**Work task:**
The required result is each line of the entries below containing the string "Kalesi".

**Interface dataset entries:**
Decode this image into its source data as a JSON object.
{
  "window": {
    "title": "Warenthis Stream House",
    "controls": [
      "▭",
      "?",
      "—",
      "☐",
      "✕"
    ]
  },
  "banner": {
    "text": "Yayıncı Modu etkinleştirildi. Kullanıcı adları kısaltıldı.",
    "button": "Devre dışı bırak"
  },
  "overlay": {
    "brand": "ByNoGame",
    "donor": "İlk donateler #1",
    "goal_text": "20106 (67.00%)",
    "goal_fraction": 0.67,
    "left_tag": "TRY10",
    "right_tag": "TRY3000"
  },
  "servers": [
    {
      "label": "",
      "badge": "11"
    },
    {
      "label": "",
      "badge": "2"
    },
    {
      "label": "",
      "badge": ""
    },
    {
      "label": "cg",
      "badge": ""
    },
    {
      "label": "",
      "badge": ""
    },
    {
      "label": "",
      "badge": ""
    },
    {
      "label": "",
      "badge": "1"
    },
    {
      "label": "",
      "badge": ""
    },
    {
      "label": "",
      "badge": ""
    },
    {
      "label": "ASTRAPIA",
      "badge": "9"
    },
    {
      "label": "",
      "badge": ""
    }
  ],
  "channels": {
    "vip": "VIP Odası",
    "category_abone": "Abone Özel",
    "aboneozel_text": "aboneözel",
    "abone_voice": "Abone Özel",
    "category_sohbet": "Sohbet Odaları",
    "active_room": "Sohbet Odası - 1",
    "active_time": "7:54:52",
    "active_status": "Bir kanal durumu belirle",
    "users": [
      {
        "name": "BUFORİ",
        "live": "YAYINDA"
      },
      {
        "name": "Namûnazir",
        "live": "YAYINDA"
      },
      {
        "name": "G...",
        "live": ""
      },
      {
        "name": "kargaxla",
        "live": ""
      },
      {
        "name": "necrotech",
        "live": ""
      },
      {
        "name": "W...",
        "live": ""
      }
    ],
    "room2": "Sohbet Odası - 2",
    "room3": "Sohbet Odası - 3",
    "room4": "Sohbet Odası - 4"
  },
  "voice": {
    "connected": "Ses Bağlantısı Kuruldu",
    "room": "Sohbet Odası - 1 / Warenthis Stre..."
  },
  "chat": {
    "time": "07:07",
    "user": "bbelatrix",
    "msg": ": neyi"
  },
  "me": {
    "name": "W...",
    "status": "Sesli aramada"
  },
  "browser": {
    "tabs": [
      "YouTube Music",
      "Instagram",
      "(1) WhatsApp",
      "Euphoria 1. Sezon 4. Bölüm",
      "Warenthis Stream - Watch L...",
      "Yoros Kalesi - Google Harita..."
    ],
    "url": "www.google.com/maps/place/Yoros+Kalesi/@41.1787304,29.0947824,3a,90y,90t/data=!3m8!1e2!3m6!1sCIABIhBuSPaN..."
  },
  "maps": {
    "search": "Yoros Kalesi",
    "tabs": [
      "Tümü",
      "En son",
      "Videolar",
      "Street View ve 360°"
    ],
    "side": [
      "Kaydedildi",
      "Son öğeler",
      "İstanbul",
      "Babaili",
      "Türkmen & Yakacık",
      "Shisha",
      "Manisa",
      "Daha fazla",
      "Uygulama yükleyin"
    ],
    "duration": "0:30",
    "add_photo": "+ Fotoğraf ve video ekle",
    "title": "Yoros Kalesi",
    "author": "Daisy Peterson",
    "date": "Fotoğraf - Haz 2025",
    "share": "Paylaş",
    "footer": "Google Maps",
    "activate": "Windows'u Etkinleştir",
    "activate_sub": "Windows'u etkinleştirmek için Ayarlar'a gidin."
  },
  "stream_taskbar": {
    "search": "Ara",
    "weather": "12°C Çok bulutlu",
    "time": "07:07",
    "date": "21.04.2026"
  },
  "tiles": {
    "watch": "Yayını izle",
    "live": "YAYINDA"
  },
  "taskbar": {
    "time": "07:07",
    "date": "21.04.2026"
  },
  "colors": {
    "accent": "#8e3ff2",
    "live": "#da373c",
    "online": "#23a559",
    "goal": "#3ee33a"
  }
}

**Task result:**
      "Yoros Kalesi - Google Harita..."
    "url": "www.google.com/maps/place/Yoros+Kalesi/@41.1787304,29.0947824,3a,90y,90t/data=!3m8!1e2!3m6!1sCIABIhBuSPaN..."
    "search": "Yoros Kalesi",
    "title": "Yoros Kalesi",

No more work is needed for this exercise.